_What the exercise asks_:
Give back an exact copy of the listing that follows, without the pictures.

───

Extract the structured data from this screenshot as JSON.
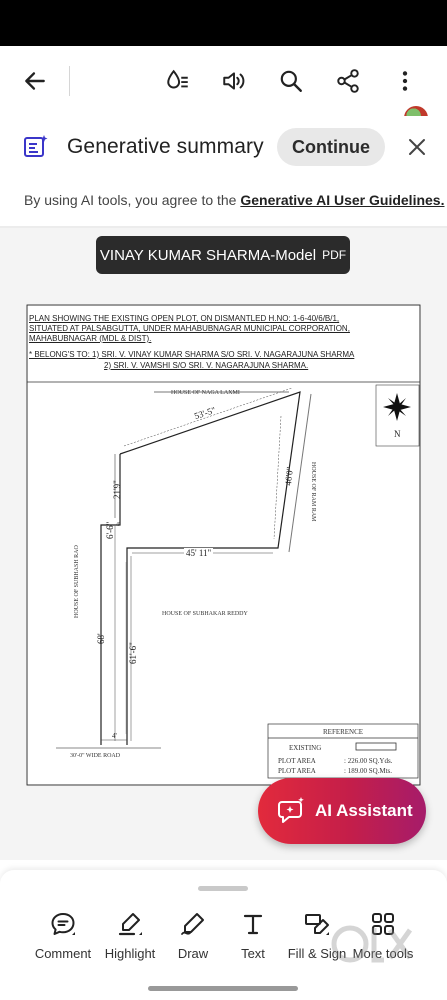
{
  "toolbar": {
    "icons": [
      "back-arrow-icon",
      "read-mode-icon",
      "read-aloud-icon",
      "search-icon",
      "share-icon",
      "more-vertical-icon"
    ]
  },
  "banner": {
    "title": "Generative summary",
    "continue_label": "Continue",
    "notice_prefix": "By using AI tools, you agree to the ",
    "notice_link": "Generative AI User Guidelines."
  },
  "file": {
    "name": "VINAY KUMAR SHARMA-Model",
    "ext": "PDF"
  },
  "plan": {
    "header_line1": "PLAN SHOWING THE EXISTING OPEN PLOT, ON DISMANTLED H.NO: 1-6-40/6/B/1,",
    "header_line2": "SITUATED AT PALSABGUTTA, UNDER MAHABUBNAGAR MUNICIPAL CORPORATION,",
    "header_line3": "MAHABUBNAGAR (MDL & DIST).",
    "belongs_line1": "* BELONG'S TO: 1)  SRI. V. VINAY KUMAR SHARMA S/O SRI. V. NAGARAJUNA SHARMA",
    "belongs_line2": "2)  SRI. V. VAMSHI S/O SRI. V. NAGARAJUNA SHARMA.",
    "north": "N",
    "top_boundary": "HOUSE OF NAGA LAXMI",
    "right_boundary": "HOUSE OF RAM RAM",
    "left_boundary": "HOUSE OF SUBHASH RAO",
    "center_boundary": "HOUSE OF SUBHAKAR REDDY",
    "road": "30'-0\" WIDE ROAD",
    "dim_top": "53'-5\"",
    "dim_right": "46'0\"",
    "dim_upper_left": "21'9\"",
    "dim_step": "6'-6\"",
    "dim_step_width": "4'",
    "dim_middle": "45' 11\"",
    "dim_left": "68'",
    "dim_inner": "61'-6\"",
    "dim_bottom": "4'",
    "reference_title": "REFERENCE",
    "ref_existing": "EXISTING",
    "ref_area_label": "PLOT AREA",
    "ref_area_yds": ": 226.00  SQ.Yds.",
    "ref_area_label2": "PLOT AREA",
    "ref_area_mts": ": 189.00  SQ.Mts."
  },
  "ai_assistant": {
    "label": "AI Assistant"
  },
  "tools": [
    {
      "label": "Comment",
      "icon": "comment-icon"
    },
    {
      "label": "Highlight",
      "icon": "highlight-icon"
    },
    {
      "label": "Draw",
      "icon": "draw-icon"
    },
    {
      "label": "Text",
      "icon": "text-icon"
    },
    {
      "label": "Fill & Sign",
      "icon": "fill-sign-icon"
    },
    {
      "label": "More tools",
      "icon": "more-tools-icon"
    }
  ]
}
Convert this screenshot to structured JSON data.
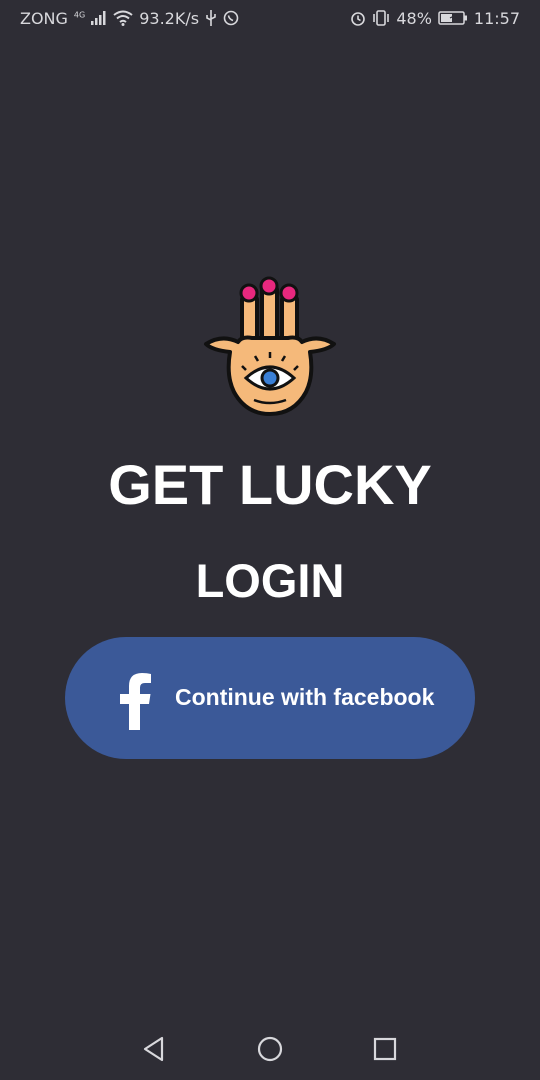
{
  "status_bar": {
    "carrier": "ZONG",
    "network_type": "4G",
    "speed": "93.2K/s",
    "battery": "48%",
    "time": "11:57",
    "icons": [
      "signal-icon",
      "wifi-icon",
      "usb-icon",
      "whatsapp-icon",
      "alarm-icon",
      "vibrate-icon",
      "battery-icon"
    ]
  },
  "app": {
    "logo_icon": "hamsa-hand-icon",
    "title": "GET LUCKY",
    "login_heading": "LOGIN",
    "facebook_button_label": "Continue with facebook",
    "facebook_icon": "facebook-icon"
  },
  "nav_bar": {
    "icons": [
      "back-icon",
      "home-icon",
      "recents-icon"
    ]
  },
  "colors": {
    "background": "#2e2d35",
    "facebook_blue": "#3b5998",
    "text": "#ffffff",
    "logo_skin": "#f5b97a",
    "logo_nail": "#e8287e",
    "logo_eye": "#3a7fd5"
  }
}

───

_Answer space_:
Extract the structured data from this screenshot as JSON.
{
  "toolbar": {
    "icons": [
      "back-arrow-icon",
      "read-mode-icon",
      "read-aloud-icon",
      "search-icon",
      "share-icon",
      "more-vertical-icon"
    ]
  },
  "banner": {
    "title": "Generative summary",
    "continue_label": "Continue",
    "notice_prefix": "By using AI tools, you agree to the ",
    "notice_link": "Generative AI User Guidelines."
  },
  "file": {
    "name": "VINAY KUMAR SHARMA-Model",
    "ext": "PDF"
  },
  "plan": {
    "header_line1": "PLAN SHOWING THE EXISTING OPEN PLOT, ON DISMANTLED H.NO: 1-6-40/6/B/1,",
    "header_line2": "SITUATED AT PALSABGUTTA, UNDER MAHABUBNAGAR MUNICIPAL CORPORATION,",
    "header_line3": "MAHABUBNAGAR (MDL & DIST).",
    "belongs_line1": "* BELONG'S TO: 1)  SRI. V. VINAY KUMAR SHARMA S/O SRI. V. NAGARAJUNA SHARMA",
    "belongs_line2": "2)  SRI. V. VAMSHI S/O SRI. V. NAGARAJUNA SHARMA.",
    "north": "N",
    "top_boundary": "HOUSE OF NAGA LAXMI",
    "right_boundary": "HOUSE OF RAM RAM",
    "left_boundary": "HOUSE OF SUBHASH RAO",
    "center_boundary": "HOUSE OF SUBHAKAR REDDY",
    "road": "30'-0\" WIDE ROAD",
    "dim_top": "53'-5\"",
    "dim_right": "46'0\"",
    "dim_upper_left": "21'9\"",
    "dim_step": "6'-6\"",
    "dim_step_width": "4'",
    "dim_middle": "45' 11\"",
    "dim_left": "68'",
    "dim_inner": "61'-6\"",
    "dim_bottom": "4'",
    "reference_title": "REFERENCE",
    "ref_existing": "EXISTING",
    "ref_area_label": "PLOT AREA",
    "ref_area_yds": ": 226.00  SQ.Yds.",
    "ref_area_label2": "PLOT AREA",
    "ref_area_mts": ": 189.00  SQ.Mts."
  },
  "ai_assistant": {
    "label": "AI Assistant"
  },
  "tools": [
    {
      "label": "Comment",
      "icon": "comment-icon"
    },
    {
      "label": "Highlight",
      "icon": "highlight-icon"
    },
    {
      "label": "Draw",
      "icon": "draw-icon"
    },
    {
      "label": "Text",
      "icon": "text-icon"
    },
    {
      "label": "Fill & Sign",
      "icon": "fill-sign-icon"
    },
    {
      "label": "More tools",
      "icon": "more-tools-icon"
    }
  ]
}
Convert this screenshot to structured JSON data.
{
  "status_bar": {
    "carrier": "ZONG",
    "network_type": "4G",
    "speed": "93.2K/s",
    "battery": "48%",
    "time": "11:57",
    "icons": [
      "signal-icon",
      "wifi-icon",
      "usb-icon",
      "whatsapp-icon",
      "alarm-icon",
      "vibrate-icon",
      "battery-icon"
    ]
  },
  "app": {
    "logo_icon": "hamsa-hand-icon",
    "title": "GET LUCKY",
    "login_heading": "LOGIN",
    "facebook_button_label": "Continue with facebook",
    "facebook_icon": "facebook-icon"
  },
  "nav_bar": {
    "icons": [
      "back-icon",
      "home-icon",
      "recents-icon"
    ]
  },
  "colors": {
    "background": "#2e2d35",
    "facebook_blue": "#3b5998",
    "text": "#ffffff",
    "logo_skin": "#f5b97a",
    "logo_nail": "#e8287e",
    "logo_eye": "#3a7fd5"
  }
}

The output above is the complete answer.